Modesto is considering raising its water rates by as much as 63 percent over five years to shore up the finances of its water system, which has seen its revenues plummet in the drought, and to pay for infrastructure projects.
This is the worst-case scenario and calls for an increase of 25 percent in September and an 11 percent increase the next year, followed by three annual increases of 9 percent each. The increases would be for all of the city’s water customers, including those in outlying communities that are part of the city’s water system, including Grayson and Del Rio.
The typical residential customer now pays $41.77 per month for water and would see that monthly bill increase to about $75 in five years under the worst-case scenario. Another scenario the city is considering calls for a 59 percent increase over five years. The difference in the scenarios is based on how much the city decides to do in infrastructure projects over the five years.

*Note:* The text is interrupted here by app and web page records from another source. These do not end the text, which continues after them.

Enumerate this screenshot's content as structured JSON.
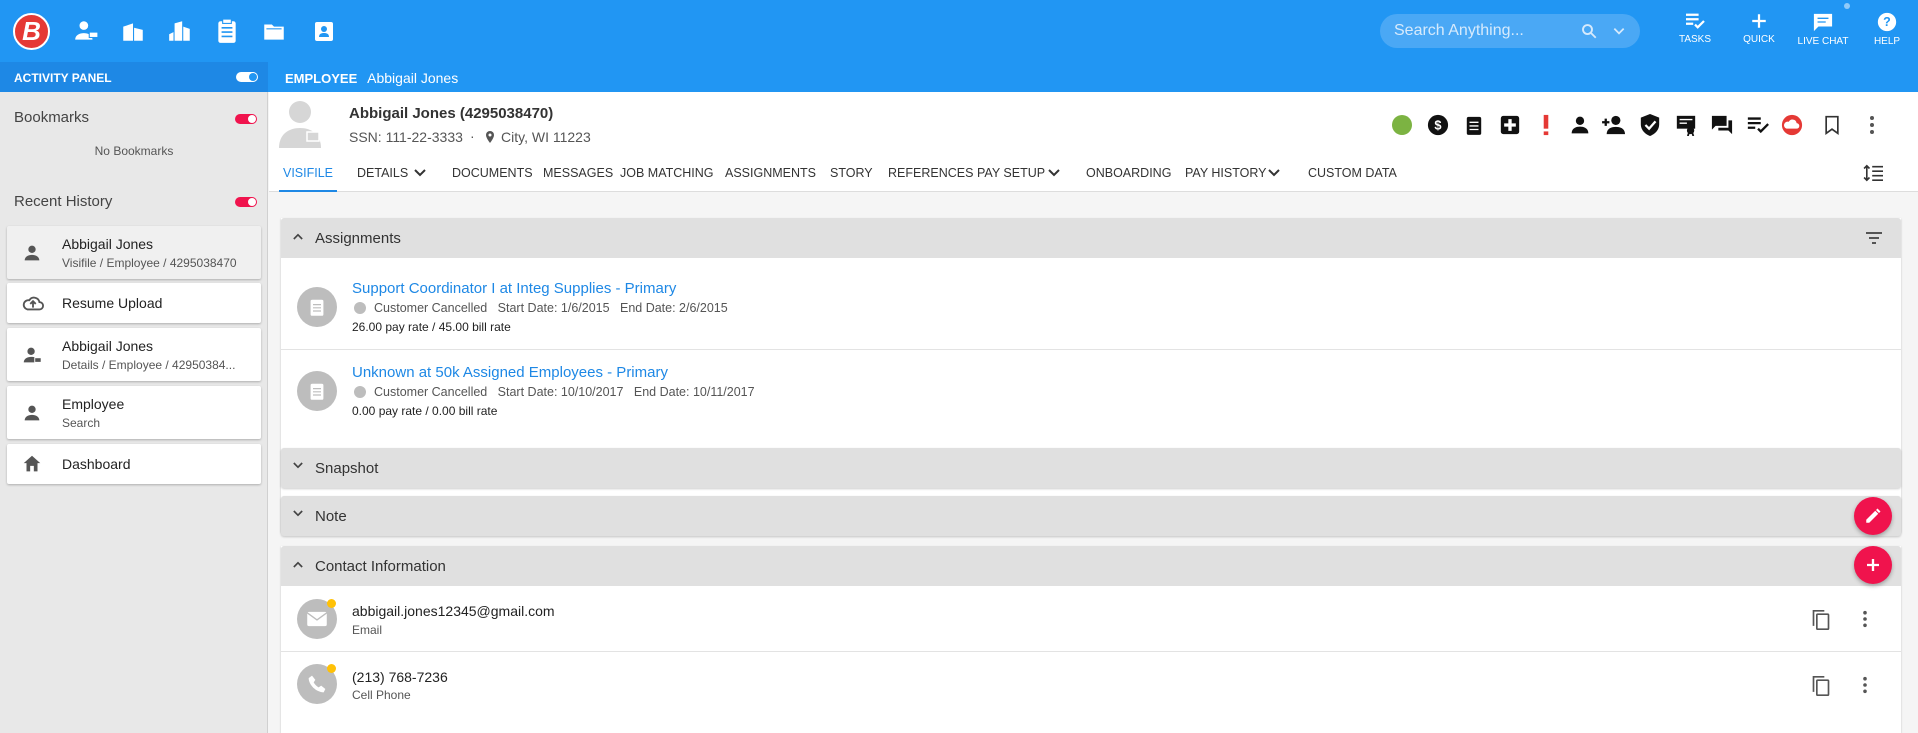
{
  "app": {
    "logo": "B"
  },
  "topnav": {
    "icons": [
      "person-icon",
      "building-icon",
      "buildings-icon",
      "clipboard-icon",
      "folder-icon",
      "badge-icon"
    ],
    "search_placeholder": "Search Anything...",
    "buttons": [
      {
        "label": "TASKS",
        "icon": "tasks-icon"
      },
      {
        "label": "QUICK",
        "icon": "plus-icon"
      },
      {
        "label": "LIVE CHAT",
        "icon": "chat-icon"
      },
      {
        "label": "HELP",
        "icon": "help-icon"
      }
    ]
  },
  "activity_panel": {
    "title": "ACTIVITY PANEL"
  },
  "sidebar": {
    "bookmarks_title": "Bookmarks",
    "bookmarks_empty": "No Bookmarks",
    "recent_title": "Recent History",
    "history": [
      {
        "title": "Abbigail Jones",
        "sub": "Visifile / Employee / 4295038470",
        "icon": "person-icon"
      },
      {
        "title": "Resume Upload",
        "sub": "",
        "icon": "cloud-upload-icon"
      },
      {
        "title": "Abbigail Jones",
        "sub": "Details / Employee / 42950384...",
        "icon": "person-card-icon"
      },
      {
        "title": "Employee",
        "sub": "Search",
        "icon": "person-icon"
      },
      {
        "title": "Dashboard",
        "sub": "",
        "icon": "home-icon"
      }
    ]
  },
  "header": {
    "entity": "EMPLOYEE",
    "name": "Abbigail Jones"
  },
  "profile": {
    "name": "Abbigail Jones (4295038470)",
    "ssn": "SSN: 111-22-3333",
    "separator": "·",
    "location": "City, WI 11223",
    "status_color": "#7cb342"
  },
  "tabs": [
    {
      "label": "VISIFILE",
      "active": true
    },
    {
      "label": "DETAILS",
      "dropdown": true
    },
    {
      "label": "DOCUMENTS"
    },
    {
      "label": "MESSAGES"
    },
    {
      "label": "JOB MATCHING"
    },
    {
      "label": "ASSIGNMENTS"
    },
    {
      "label": "STORY"
    },
    {
      "label": "REFERENCES"
    },
    {
      "label": "PAY SETUP",
      "dropdown": true
    },
    {
      "label": "ONBOARDING"
    },
    {
      "label": "PAY HISTORY",
      "dropdown": true
    },
    {
      "label": "CUSTOM DATA"
    }
  ],
  "assignments": {
    "title": "Assignments",
    "items": [
      {
        "title": "Support Coordinator I at Integ Supplies - Primary",
        "status": "Customer Cancelled",
        "start": "Start Date: 1/6/2015",
        "end": "End Date: 2/6/2015",
        "rate": "26.00 pay rate / 45.00 bill rate"
      },
      {
        "title": "Unknown at 50k Assigned Employees - Primary",
        "status": "Customer Cancelled",
        "start": "Start Date: 10/10/2017",
        "end": "End Date: 10/11/2017",
        "rate": "0.00 pay rate / 0.00 bill rate"
      }
    ]
  },
  "panels": {
    "snapshot": "Snapshot",
    "note": "Note",
    "contact": "Contact Information"
  },
  "contacts": [
    {
      "value": "abbigail.jones12345@gmail.com",
      "type": "Email",
      "icon": "mail-icon"
    },
    {
      "value": "(213) 768-7236",
      "type": "Cell Phone",
      "icon": "phone-icon"
    }
  ],
  "colors": {
    "primary": "#2196f3",
    "accent": "#f0134d",
    "link": "#1e88e5"
  }
}
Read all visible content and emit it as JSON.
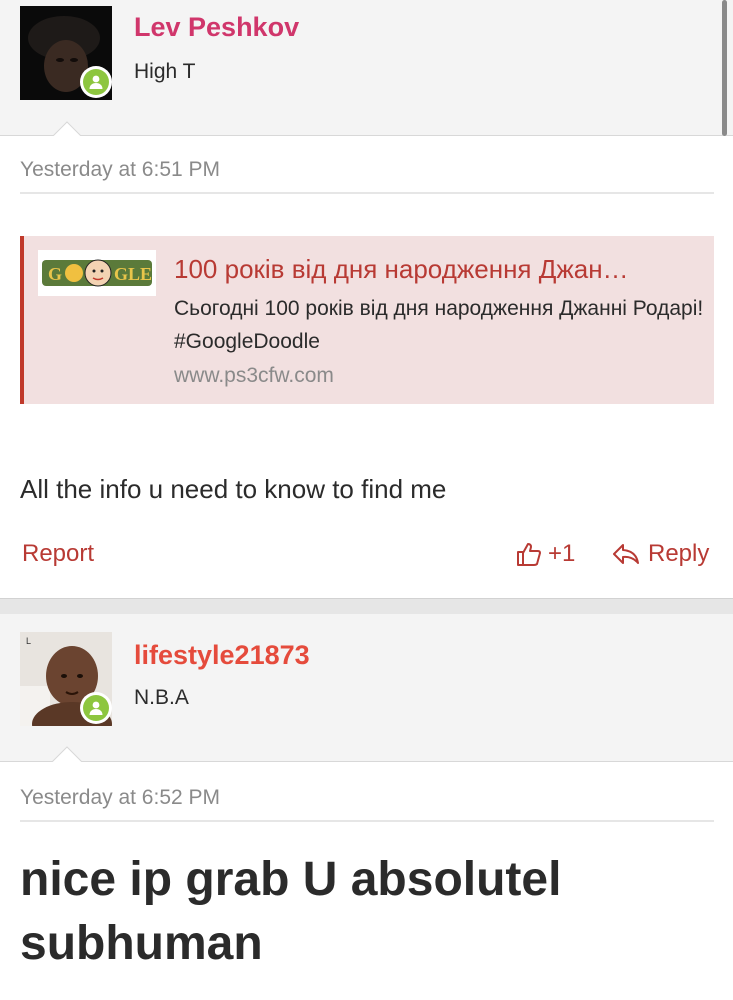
{
  "posts": [
    {
      "username": "Lev Peshkov",
      "user_title": "High T",
      "username_color": "#d0366b",
      "timestamp": "Yesterday at 6:51 PM",
      "link_card": {
        "title": "100 років від дня народження Джан…",
        "description": "Сьогодні 100 років від дня народження Джанні Родарі! #GoogleDoodle",
        "url": "www.ps3cfw.com",
        "thumbnail_text": "GOOGLE"
      },
      "message": "All the info u need to know to find me",
      "actions": {
        "report": "Report",
        "like_count": "+1",
        "reply": "Reply"
      }
    },
    {
      "username": "lifestyle21873",
      "user_title": "N.B.A",
      "username_color": "#e54b3c",
      "timestamp": "Yesterday at 6:52 PM",
      "message": "nice ip grab U absolutel subhuman"
    }
  ],
  "colors": {
    "accent": "#b83a34",
    "online": "#8dc63f",
    "header_bg": "#f4f4f4",
    "card_bg": "#f2e0e0"
  }
}
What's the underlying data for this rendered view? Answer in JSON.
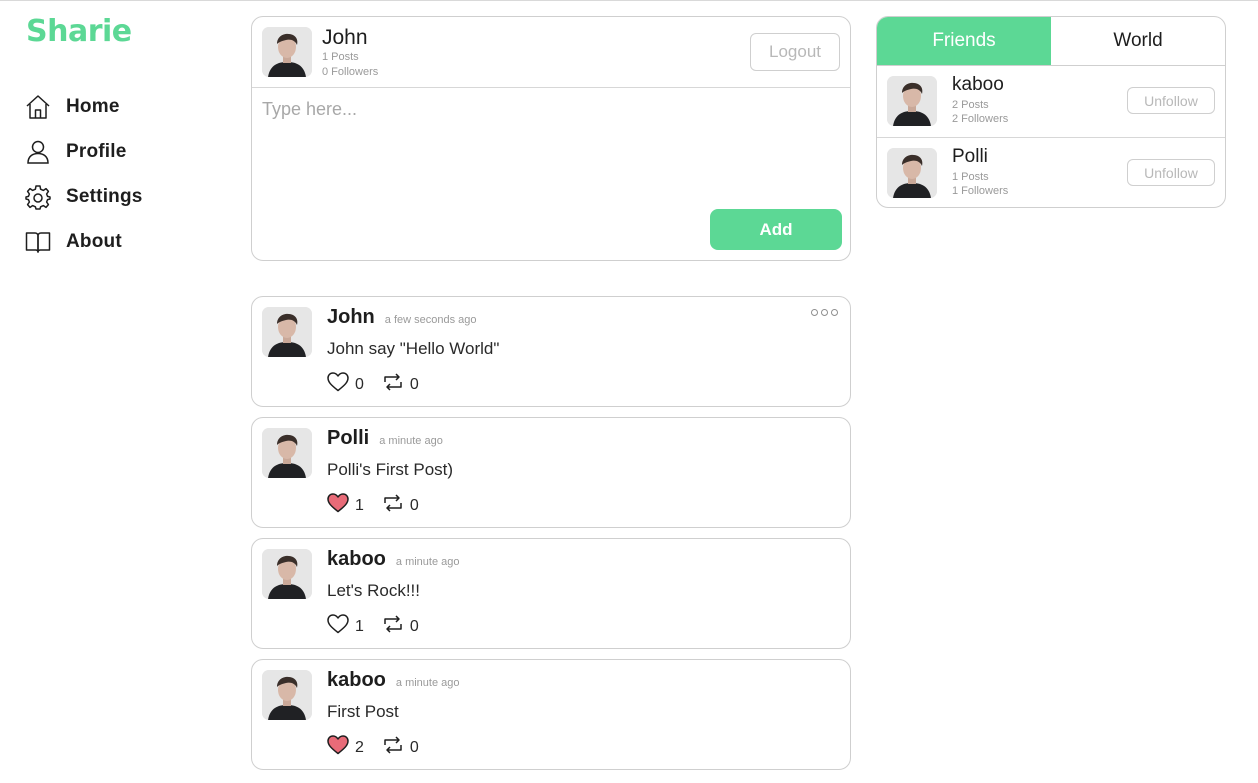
{
  "app": {
    "logo": "Sharie",
    "accent": "#5cd895",
    "like_color": "#e86b78"
  },
  "sidebar": {
    "items": [
      {
        "label": "Home",
        "icon": "home-icon"
      },
      {
        "label": "Profile",
        "icon": "user-icon"
      },
      {
        "label": "Settings",
        "icon": "gear-icon"
      },
      {
        "label": "About",
        "icon": "book-icon"
      }
    ]
  },
  "composer": {
    "user_name": "John",
    "posts": "1 Posts",
    "followers": "0 Followers",
    "logout_label": "Logout",
    "placeholder": "Type here...",
    "add_label": "Add"
  },
  "posts": [
    {
      "author": "John",
      "time": "a few seconds ago",
      "text": "John say \"Hello World\"",
      "likes": "0",
      "liked": false,
      "reposts": "0",
      "has_menu": true
    },
    {
      "author": "Polli",
      "time": "a minute ago",
      "text": "Polli's First Post)",
      "likes": "1",
      "liked": true,
      "reposts": "0",
      "has_menu": false
    },
    {
      "author": "kaboo",
      "time": "a minute ago",
      "text": "Let's Rock!!!",
      "likes": "1",
      "liked": false,
      "reposts": "0",
      "has_menu": false
    },
    {
      "author": "kaboo",
      "time": "a minute ago",
      "text": "First Post",
      "likes": "2",
      "liked": true,
      "reposts": "0",
      "has_menu": false
    }
  ],
  "friends_panel": {
    "tabs": [
      {
        "label": "Friends",
        "active": true
      },
      {
        "label": "World",
        "active": false
      }
    ],
    "friends": [
      {
        "name": "kaboo",
        "posts": "2 Posts",
        "followers": "2 Followers",
        "action": "Unfollow"
      },
      {
        "name": "Polli",
        "posts": "1 Posts",
        "followers": "1 Followers",
        "action": "Unfollow"
      }
    ]
  }
}
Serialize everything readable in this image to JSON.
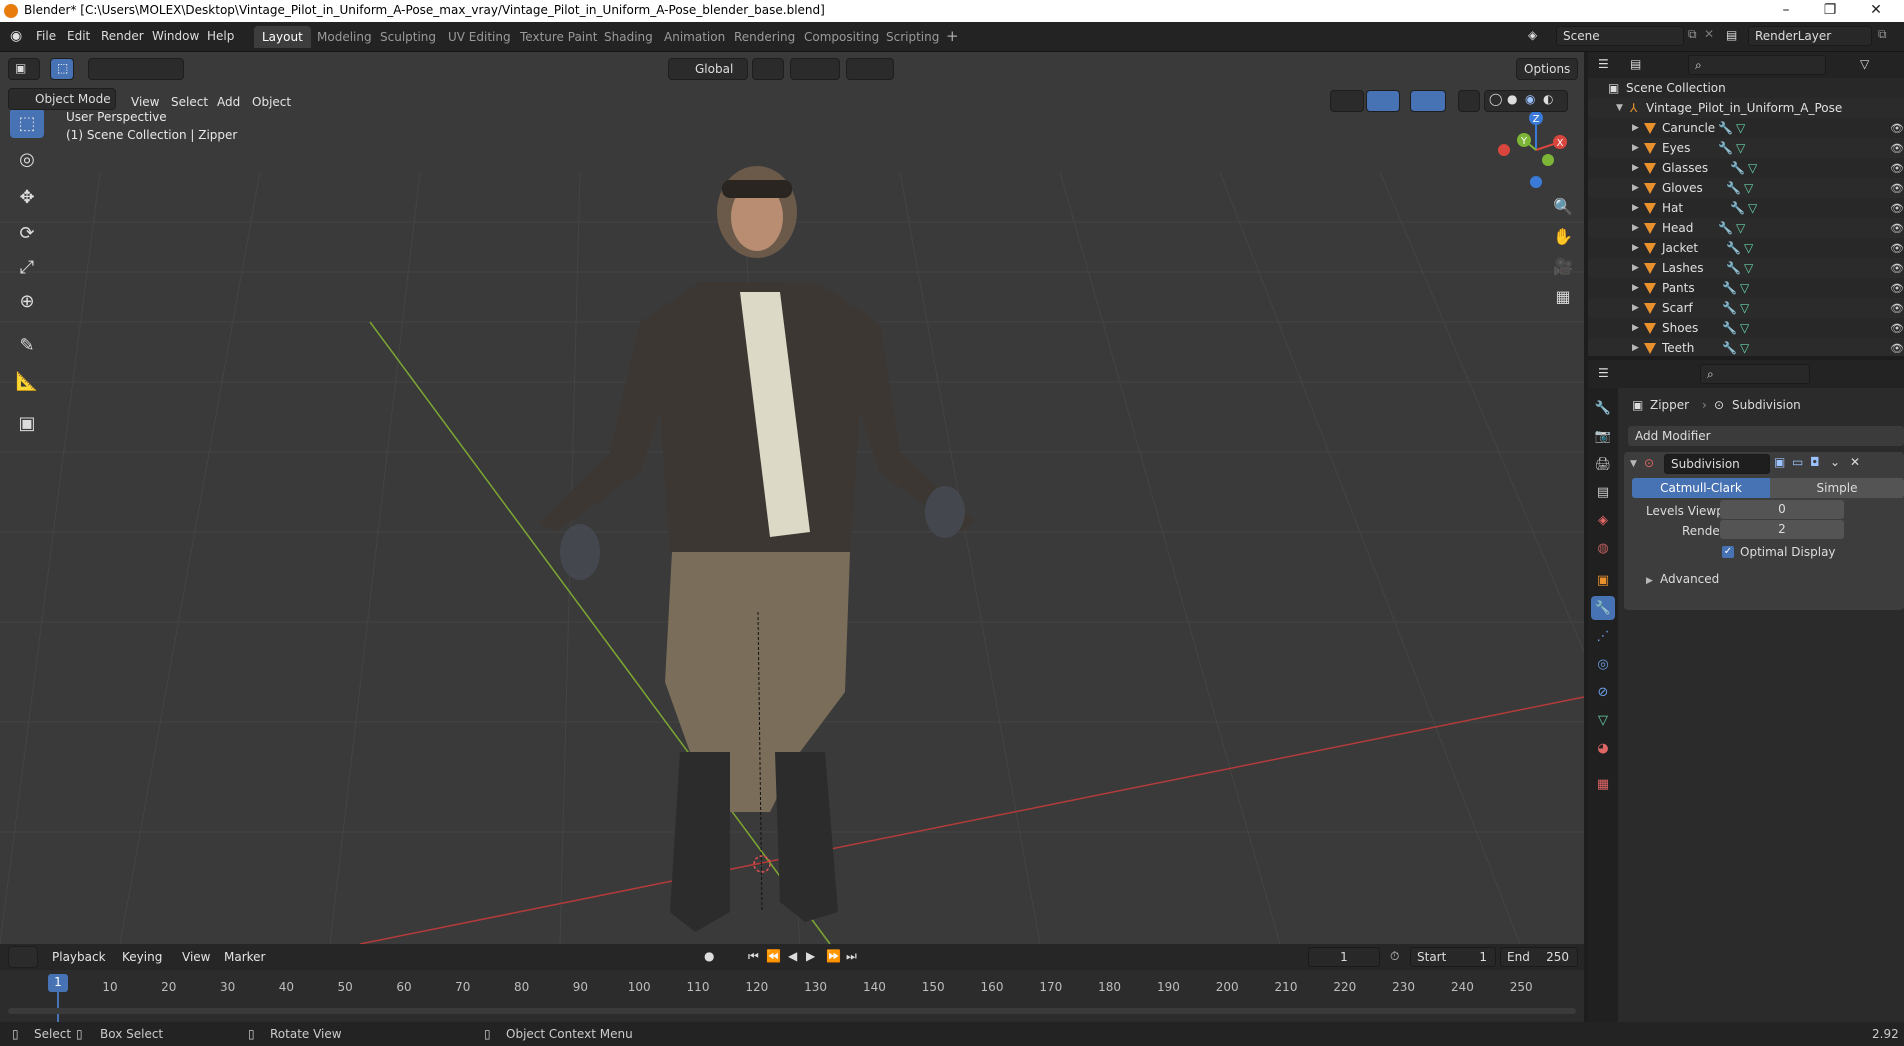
{
  "app": {
    "title": "Blender* [C:\\Users\\MOLEX\\Desktop\\Vintage_Pilot_in_Uniform_A-Pose_max_vray/Vintage_Pilot_in_Uniform_A-Pose_blender_base.blend]"
  },
  "menu": {
    "items": [
      "File",
      "Edit",
      "Render",
      "Window",
      "Help"
    ]
  },
  "workspaces": [
    "Layout",
    "Modeling",
    "Sculpting",
    "UV Editing",
    "Texture Paint",
    "Shading",
    "Animation",
    "Rendering",
    "Compositing",
    "Scripting"
  ],
  "active_workspace": "Layout",
  "scene": {
    "name": "Scene",
    "view_layer": "RenderLayer"
  },
  "viewport": {
    "mode": "Object Mode",
    "menus": [
      "View",
      "Select",
      "Add",
      "Object"
    ],
    "transform_orientation": "Global",
    "options_label": "Options",
    "overlay_text_1": "User Perspective",
    "overlay_text_2": "(1) Scene Collection | Zipper",
    "gizmo": {
      "z": "Z",
      "y": "Y",
      "x": "X"
    },
    "colors": {
      "background": "#3a3a3a",
      "x_axis": "#b53a3a",
      "y_axis": "#7da832",
      "accent": "#4772b3"
    }
  },
  "tools": [
    "select-box",
    "cursor",
    "move",
    "rotate",
    "scale",
    "transform",
    "annotate",
    "measure",
    "add-cube"
  ],
  "outliner": {
    "root": "Scene Collection",
    "collection": "Vintage_Pilot_in_Uniform_A_Pose",
    "objects": [
      "Caruncle",
      "Eyes",
      "Glasses",
      "Gloves",
      "Hat",
      "Head",
      "Jacket",
      "Lashes",
      "Pants",
      "Scarf",
      "Shoes",
      "Teeth"
    ]
  },
  "properties": {
    "object": "Zipper",
    "modifier_context": "Subdivision",
    "add_modifier": "Add Modifier",
    "modifier": {
      "name": "Subdivision",
      "types": [
        "Catmull-Clark",
        "Simple"
      ],
      "active_type": "Catmull-Clark",
      "levels_viewport_label": "Levels Viewport",
      "levels_viewport": "0",
      "render_label": "Render",
      "render": "2",
      "optimal_display_label": "Optimal Display",
      "optimal_display": true,
      "advanced_label": "Advanced"
    }
  },
  "timeline": {
    "menus": [
      "Playback",
      "Keying",
      "View",
      "Marker"
    ],
    "current_frame": "1",
    "start_label": "Start",
    "start": "1",
    "end_label": "End",
    "end": "250",
    "ticks": [
      "10",
      "20",
      "30",
      "40",
      "50",
      "60",
      "70",
      "80",
      "90",
      "100",
      "110",
      "120",
      "130",
      "140",
      "150",
      "160",
      "170",
      "180",
      "190",
      "200",
      "210",
      "220",
      "230",
      "240",
      "250"
    ],
    "playhead": "1"
  },
  "statusbar": {
    "select": "Select",
    "box_select": "Box Select",
    "rotate_view": "Rotate View",
    "context_menu": "Object Context Menu",
    "version": "2.92"
  }
}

Utilities Director Larry Parlin and Alison Lechowicz with the consulting firm Bartle Wells Associates briefed the City Council on Tuesday about the drought, the proposed rate increases and other water-related issues.
Parlin said in an interview the work is being fine-tuned and the proposed increases could be less, but still significant. Modesto is looking at steep increases in the first year to stabilize the water system’s finances.
He said the water system lost $6 million in water sales in 2015 because of the drought, as water customers used less. Some context: The water system’s revenues are expected to be $47.5 million in the city’s current budget year. Parlin said the water system needs the rate increase to stay in compliance with the terms of the bonds it issued for water projects. He said the system would fall out of compliance in six months without the rate increase.
Parlin said Modesto faces lots of unknowns with California in its fifth year of drought, including changing state regulations and conservation mandates. California mandated a 25 percent statewide reduction in urban water use in June 2015, though it recently eased that to 20 percent. City officials said Tuesday that cities statewide are in the process of raising water rates (if they have not already done so) because of the drought.
Parlin has said the water system cut expenses where it can but still has fixed costs. It also had additional drought-related expenses, like increased electricity costs for pumping more groundwater to make up for getting less Tuolumne River water.
Modesto must follow a state law known as Proposition 218 in order to raise water rates. The law gives those affected by the proposed increases the right to file protests with the city. If more than 50 percent protest, the city cannot raise rates. The council is expected to authorize the Proposition 218 process at its June 7 meeting.
Notices of the proposed increases would be mailed to property owners and ratepayers later that month. The council would hold a public hearing on the increases Aug. 9 and could adopt them effective Sept. 1.
Kevin Valine: 209-578-2316